Primary duties include: nest searching and monitoring, mist-netting and colour-banding, collection of blood samples, behavioural observations, territory mapping, and data processing / entry. Any previous experience in these areas is desirable (but not essential). There will be ample opportunities to develop these skills. The study site is rugged, hot, and venomous snakes and ticks are common. Applicants should be confident in their ability to hike rough areas off trail, withstand hot and humid conditions and be able to live and work well with others. A typical working day will begin at dawn and continue on-site until late morning, followed by data entry.

Accommodation is provided in a large house that is shared between the two research groups. Essential costs (accommodation, food, transport and bills) are paid by the project, but we are not able to cover flights to and from Brisbane. These positions will ideally suit recent Biology/Ecology graduates who would like to gain field experience before continuing with post-graduate research.

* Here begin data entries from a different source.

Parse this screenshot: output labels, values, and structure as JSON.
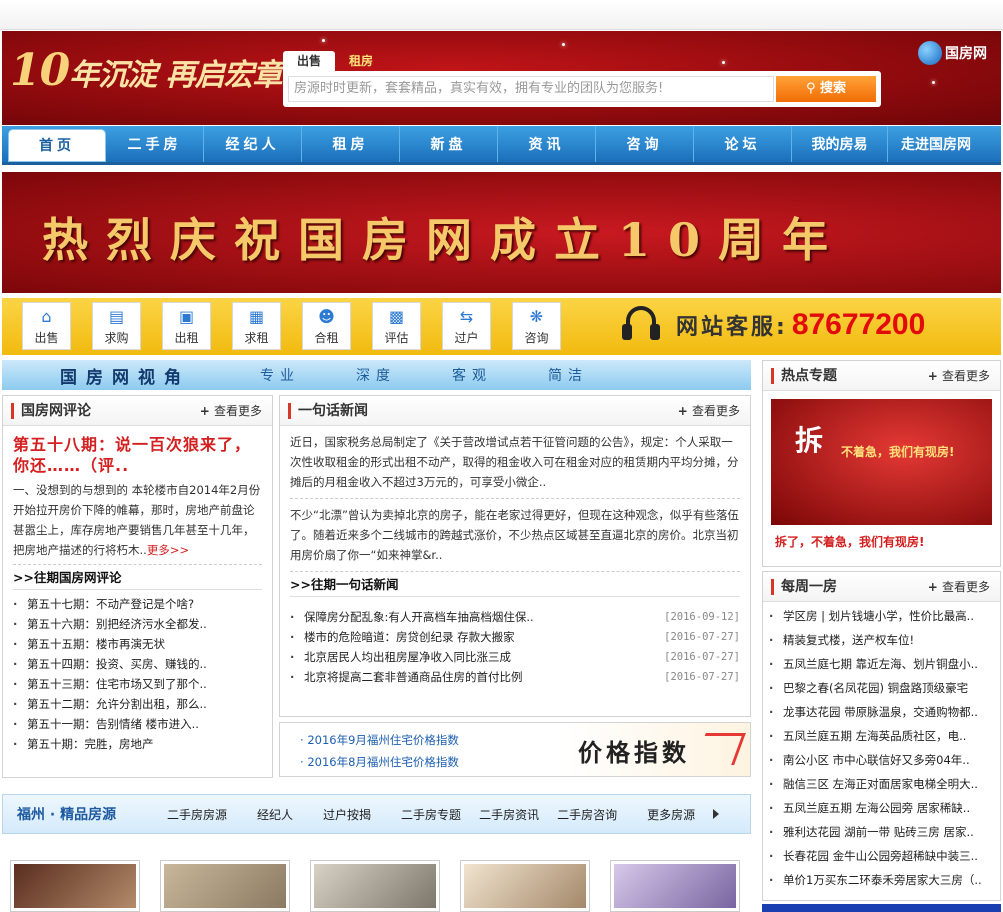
{
  "header": {
    "slogan_years": "10",
    "slogan_text": "年沉淀 再启宏章",
    "search_tabs": [
      "出售",
      "租房"
    ],
    "search_placeholder": "房源时时更新，套套精品，真实有效，拥有专业的团队为您服务!",
    "search_button": "搜索",
    "logo_text": "国房网"
  },
  "nav": {
    "items": [
      "首页",
      "二手房",
      "经纪人",
      "租房",
      "新盘",
      "资讯",
      "咨询",
      "论坛",
      "我的房易",
      "走进国房网"
    ]
  },
  "banner": {
    "text": "热烈庆祝国房网成立10周年"
  },
  "quickbar": {
    "items": [
      {
        "label": "出售",
        "icon": "house-icon"
      },
      {
        "label": "求购",
        "icon": "buy-icon"
      },
      {
        "label": "出租",
        "icon": "rent-out-icon"
      },
      {
        "label": "求租",
        "icon": "rent-icon"
      },
      {
        "label": "合租",
        "icon": "people-icon"
      },
      {
        "label": "评估",
        "icon": "calculator-icon"
      },
      {
        "label": "过户",
        "icon": "transfer-icon"
      },
      {
        "label": "咨询",
        "icon": "consult-icon"
      }
    ],
    "service_label": "网站客服:",
    "service_number": "87677200"
  },
  "perspective": {
    "title": "国房网视角",
    "tags": [
      "专业",
      "深度",
      "客观",
      "简洁"
    ]
  },
  "commentary": {
    "title": "国房网评论",
    "more": "查看更多",
    "feature_title": "第五十八期：说一百次狼来了，你还……（评..",
    "feature_body": "一、没想到的与想到的 本轮楼市自2014年2月份开始拉开房价下降的帷幕，那时，房地产前盘论甚嚣尘上，库存房地产要销售几年甚至十几年，把房地产描述的行将朽木..",
    "feature_more": "更多>>",
    "past_title": ">>往期国房网评论",
    "past_items": [
      "第五十七期：不动产登记是个啥?",
      "第五十六期：别把经济污水全都发..",
      "第五十五期：楼市再演无状",
      "第五十四期：投资、买房、赚钱的..",
      "第五十三期：住宅市场又到了那个..",
      "第五十二期：允许分割出租，那么..",
      "第五十一期：告别情绪 楼市进入..",
      "第五十期：完胜，房地产"
    ]
  },
  "news": {
    "title": "一句话新闻",
    "more": "查看更多",
    "para1": "近日，国家税务总局制定了《关于营改增试点若干征管问题的公告》，规定：个人采取一次性收取租金的形式出租不动产，取得的租金收入可在租金对应的租赁期内平均分摊，分摊后的月租金收入不超过3万元的，可享受小微企..",
    "para2": "不少“北漂”曾认为卖掉北京的房子，能在老家过得更好，但现在这种观念，似乎有些落伍了。随着近来多个二线城市的跨越式涨价，不少热点区域甚至直逼北京的房价。北京当初用房价扇了你一“如来神掌&r..",
    "past_title": ">>往期一句话新闻",
    "past_items": [
      {
        "text": "保障房分配乱象:有人开高档车抽高档烟住保..",
        "date": "[2016-09-12]"
      },
      {
        "text": "楼市的危险暗道：房贷创纪录 存款大搬家",
        "date": "[2016-07-27]"
      },
      {
        "text": "北京居民人均出租房屋净收入同比涨三成",
        "date": "[2016-07-27]"
      },
      {
        "text": "北京将提高二套非普通商品住房的首付比例",
        "date": "[2016-07-27]"
      }
    ]
  },
  "price_index": {
    "links": [
      "2016年9月福州住宅价格指数",
      "2016年8月福州住宅价格指数"
    ],
    "label": "价格指数"
  },
  "fuzhou": {
    "title": "福州 · 精品房源",
    "links": [
      "二手房房源",
      "经纪人",
      "过户按揭",
      "二手房专题",
      "二手房资讯",
      "二手房咨询",
      "更多房源"
    ]
  },
  "hot_topics": {
    "title": "热点专题",
    "more": "查看更多",
    "img_text1": "拆",
    "img_text2": "不着急，我们有现房!",
    "caption": "拆了，不着急，我们有现房!"
  },
  "weekly": {
    "title": "每周一房",
    "more": "查看更多",
    "items": [
      "学区房 | 划片钱塘小学，性价比最高..",
      "精装复式楼，送产权车位!",
      "五凤兰庭七期 靠近左海、划片铜盘小..",
      "巴黎之春(名凤花园) 铜盘路顶级豪宅",
      "龙事达花园 带原脉温泉，交通购物都..",
      "五凤兰庭五期 左海英品质社区，电..",
      "南公小区 市中心联信好又多旁04年..",
      "融信三区 左海正对面居家电梯全明大..",
      "五凤兰庭五期 左海公园旁 居家稀缺..",
      "雅利达花园 湖前一带 贴砖三房 居家..",
      "长春花园 金牛山公园旁超稀缺中装三..",
      "单价1万买东二环泰禾旁居家大三房（.."
    ]
  },
  "colors": {
    "accent_red": "#d42020",
    "nav_blue": "#1b6fba",
    "quickbar_yellow": "#f2ba0f"
  }
}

The site boasts fantastic and varied wildlife (e.g. eBird lists the site within the top ten sites for bird diversity in Australia with over 230 species having been recorded), and iconic species such as Koala, Platypus, Short-beaked Echidna and Swamp Wallaby. Furthermore, the site is in close proximity to rainforests, beaches and Brisbane’s CBD, all of which can be explored on rest days – typically one day per week, but sometimes we venture farther afield and camp for a couple of nights (see the Instagram for photos of what we get up to).

The deadline for applications is Sunday 14th May with interviews held shortly afterwards. Applicants will be notified of the outcome of interviews in early June.

Qualifications: Previous experience with nest searching is highly desired. Mist netting, banding, and experience taking blood samples is also preferred. Applicants must be self-motivated, able to maintain a positive attitude, be interested in field biology/birds and be able to get along well with others. The last few seasons were great fun, and we hope this one will be the same!

To apply, please send a covering letter detailing your interests and any previous experience as well as dates of availability, CV, and contact details of two referees to Dr. William Feeney (Email: samsonvalebirdproject [at] gmail.com).

Please feel free to enquire with any questions pertinent to the application process or on the project in general.


School of Biological Sciences
University of Queensland
St Lucia | Brisbane 4072
Australia